Among the records, which lines include "title"? List them.

** Stored data entries **
<<<<
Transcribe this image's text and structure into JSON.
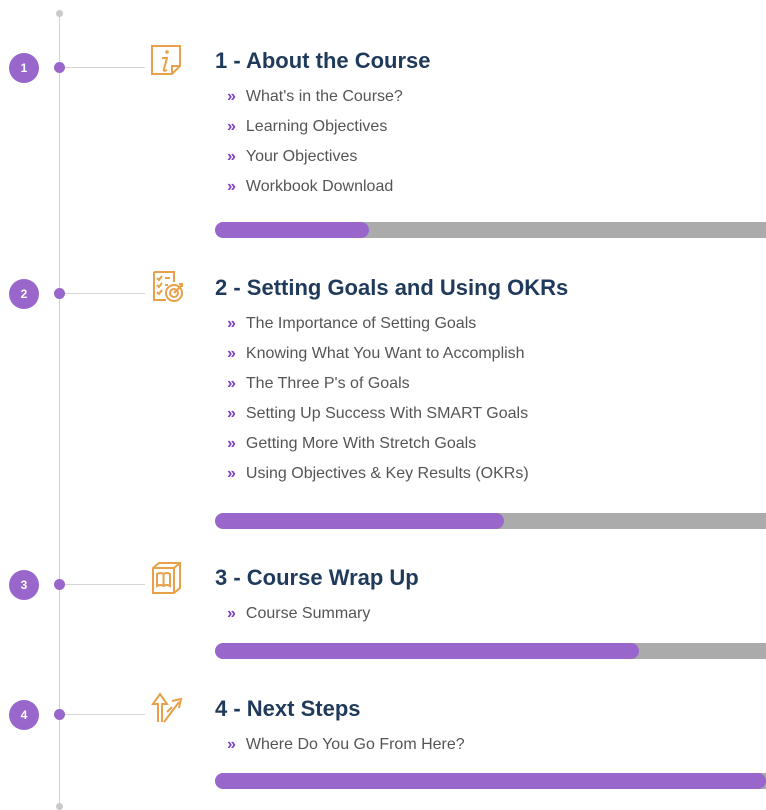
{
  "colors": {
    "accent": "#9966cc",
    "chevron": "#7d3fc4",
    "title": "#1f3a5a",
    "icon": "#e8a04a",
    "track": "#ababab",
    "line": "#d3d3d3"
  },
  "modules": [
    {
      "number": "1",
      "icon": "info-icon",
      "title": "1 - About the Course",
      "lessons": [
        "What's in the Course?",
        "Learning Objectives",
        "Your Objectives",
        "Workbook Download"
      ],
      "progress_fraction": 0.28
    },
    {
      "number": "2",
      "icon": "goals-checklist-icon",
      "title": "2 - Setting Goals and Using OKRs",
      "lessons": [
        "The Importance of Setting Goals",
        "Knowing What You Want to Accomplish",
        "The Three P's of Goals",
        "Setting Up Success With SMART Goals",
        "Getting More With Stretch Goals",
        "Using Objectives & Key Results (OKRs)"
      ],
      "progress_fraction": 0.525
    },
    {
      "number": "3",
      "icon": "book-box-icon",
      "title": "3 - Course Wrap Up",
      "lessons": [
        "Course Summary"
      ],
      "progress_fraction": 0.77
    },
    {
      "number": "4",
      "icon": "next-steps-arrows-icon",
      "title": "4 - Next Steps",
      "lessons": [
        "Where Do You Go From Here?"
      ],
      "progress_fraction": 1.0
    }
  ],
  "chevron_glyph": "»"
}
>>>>
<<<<
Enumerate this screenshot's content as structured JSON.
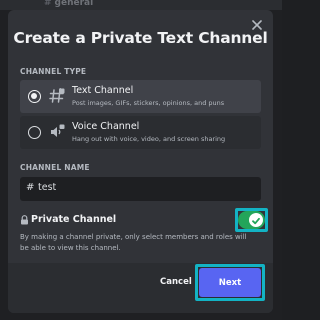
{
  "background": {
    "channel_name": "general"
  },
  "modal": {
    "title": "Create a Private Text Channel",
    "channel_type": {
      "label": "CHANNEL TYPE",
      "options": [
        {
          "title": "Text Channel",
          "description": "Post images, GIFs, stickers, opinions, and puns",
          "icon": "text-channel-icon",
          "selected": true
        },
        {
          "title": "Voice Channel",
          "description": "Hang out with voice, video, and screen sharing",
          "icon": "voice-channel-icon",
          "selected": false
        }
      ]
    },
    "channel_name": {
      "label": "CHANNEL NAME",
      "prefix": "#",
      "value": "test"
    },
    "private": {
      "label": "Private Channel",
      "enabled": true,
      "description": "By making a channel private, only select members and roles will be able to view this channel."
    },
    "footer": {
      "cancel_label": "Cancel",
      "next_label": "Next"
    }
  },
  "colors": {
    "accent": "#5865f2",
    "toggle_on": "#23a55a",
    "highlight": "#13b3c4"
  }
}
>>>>
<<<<
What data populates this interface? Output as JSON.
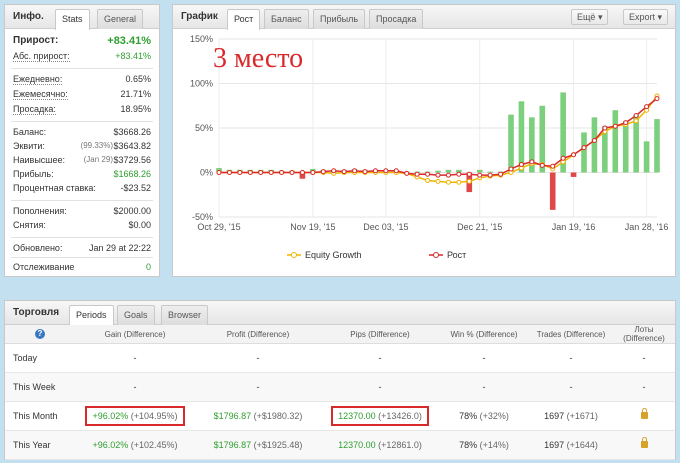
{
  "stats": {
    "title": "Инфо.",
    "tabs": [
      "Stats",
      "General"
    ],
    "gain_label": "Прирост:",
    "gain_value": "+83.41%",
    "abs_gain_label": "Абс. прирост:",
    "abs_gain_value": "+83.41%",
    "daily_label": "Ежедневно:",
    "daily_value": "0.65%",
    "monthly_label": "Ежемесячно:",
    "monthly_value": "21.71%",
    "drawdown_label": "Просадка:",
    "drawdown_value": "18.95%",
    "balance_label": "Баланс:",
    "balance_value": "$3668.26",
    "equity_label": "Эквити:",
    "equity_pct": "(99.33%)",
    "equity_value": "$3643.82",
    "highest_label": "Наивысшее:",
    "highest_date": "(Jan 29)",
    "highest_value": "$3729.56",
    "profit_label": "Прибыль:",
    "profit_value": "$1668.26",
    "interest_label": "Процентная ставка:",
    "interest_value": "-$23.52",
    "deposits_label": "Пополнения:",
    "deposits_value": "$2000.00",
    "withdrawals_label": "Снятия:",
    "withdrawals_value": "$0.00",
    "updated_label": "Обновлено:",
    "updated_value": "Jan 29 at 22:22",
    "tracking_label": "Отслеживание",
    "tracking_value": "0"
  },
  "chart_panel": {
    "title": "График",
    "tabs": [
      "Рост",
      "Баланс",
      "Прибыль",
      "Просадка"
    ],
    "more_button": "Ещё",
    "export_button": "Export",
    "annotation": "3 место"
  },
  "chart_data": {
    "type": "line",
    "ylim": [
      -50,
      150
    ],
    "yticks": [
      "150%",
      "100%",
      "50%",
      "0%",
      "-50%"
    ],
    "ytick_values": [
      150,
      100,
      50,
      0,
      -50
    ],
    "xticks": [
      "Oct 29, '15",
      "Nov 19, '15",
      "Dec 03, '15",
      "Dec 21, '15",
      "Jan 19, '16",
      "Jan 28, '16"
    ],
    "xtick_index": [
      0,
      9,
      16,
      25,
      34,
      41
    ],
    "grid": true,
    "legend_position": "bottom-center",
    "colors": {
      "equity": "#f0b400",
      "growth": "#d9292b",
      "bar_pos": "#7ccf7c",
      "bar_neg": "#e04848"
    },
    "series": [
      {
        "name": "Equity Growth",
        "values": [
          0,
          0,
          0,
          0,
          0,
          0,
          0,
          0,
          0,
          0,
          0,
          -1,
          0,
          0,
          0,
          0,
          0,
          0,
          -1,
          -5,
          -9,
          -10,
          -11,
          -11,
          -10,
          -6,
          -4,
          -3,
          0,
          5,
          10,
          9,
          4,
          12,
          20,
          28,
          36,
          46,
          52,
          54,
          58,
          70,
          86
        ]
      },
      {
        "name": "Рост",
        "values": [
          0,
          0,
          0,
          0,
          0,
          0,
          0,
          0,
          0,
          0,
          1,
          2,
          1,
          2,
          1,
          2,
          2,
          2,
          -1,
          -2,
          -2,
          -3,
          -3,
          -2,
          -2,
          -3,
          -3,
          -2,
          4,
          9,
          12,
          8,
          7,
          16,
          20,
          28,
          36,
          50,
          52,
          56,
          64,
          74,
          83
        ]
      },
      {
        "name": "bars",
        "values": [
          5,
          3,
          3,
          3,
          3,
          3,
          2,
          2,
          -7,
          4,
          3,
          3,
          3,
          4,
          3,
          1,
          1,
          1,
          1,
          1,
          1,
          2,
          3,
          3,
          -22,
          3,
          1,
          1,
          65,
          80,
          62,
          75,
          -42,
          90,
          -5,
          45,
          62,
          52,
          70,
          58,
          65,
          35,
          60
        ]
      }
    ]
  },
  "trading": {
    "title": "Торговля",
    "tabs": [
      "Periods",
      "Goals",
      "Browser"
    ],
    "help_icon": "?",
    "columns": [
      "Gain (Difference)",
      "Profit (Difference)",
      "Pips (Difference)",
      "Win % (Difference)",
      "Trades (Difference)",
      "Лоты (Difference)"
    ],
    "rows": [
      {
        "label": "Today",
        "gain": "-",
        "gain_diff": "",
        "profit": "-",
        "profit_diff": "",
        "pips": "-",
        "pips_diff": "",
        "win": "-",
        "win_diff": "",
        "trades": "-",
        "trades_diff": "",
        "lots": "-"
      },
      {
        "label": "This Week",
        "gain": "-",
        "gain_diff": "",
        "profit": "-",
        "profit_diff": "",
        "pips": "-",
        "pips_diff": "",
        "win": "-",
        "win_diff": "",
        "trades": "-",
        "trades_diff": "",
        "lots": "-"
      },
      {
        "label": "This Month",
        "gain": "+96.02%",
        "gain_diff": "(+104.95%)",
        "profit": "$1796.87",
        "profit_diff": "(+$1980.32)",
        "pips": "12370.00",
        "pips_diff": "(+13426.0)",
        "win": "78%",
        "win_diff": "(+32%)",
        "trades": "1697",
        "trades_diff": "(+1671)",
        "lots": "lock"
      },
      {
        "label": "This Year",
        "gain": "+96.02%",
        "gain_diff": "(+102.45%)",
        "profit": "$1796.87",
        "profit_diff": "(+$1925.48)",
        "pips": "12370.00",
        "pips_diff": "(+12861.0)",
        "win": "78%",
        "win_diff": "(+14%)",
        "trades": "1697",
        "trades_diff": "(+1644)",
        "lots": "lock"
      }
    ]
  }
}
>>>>
** RESPONSE AREA **
    "title": "#1f3a5a",
      "title": "1 - About the Course",
      "title": "2 - Setting Goals and Using OKRs",
      "title": "3 - Course Wrap Up",
      "title": "4 - Next Steps",
    "title": "Create a Private Text Channel",
          "title": "Text Channel",
          "title": "Voice Channel",
    "title": "Инфо.",
    "title": "График",
    "title": "Торговля",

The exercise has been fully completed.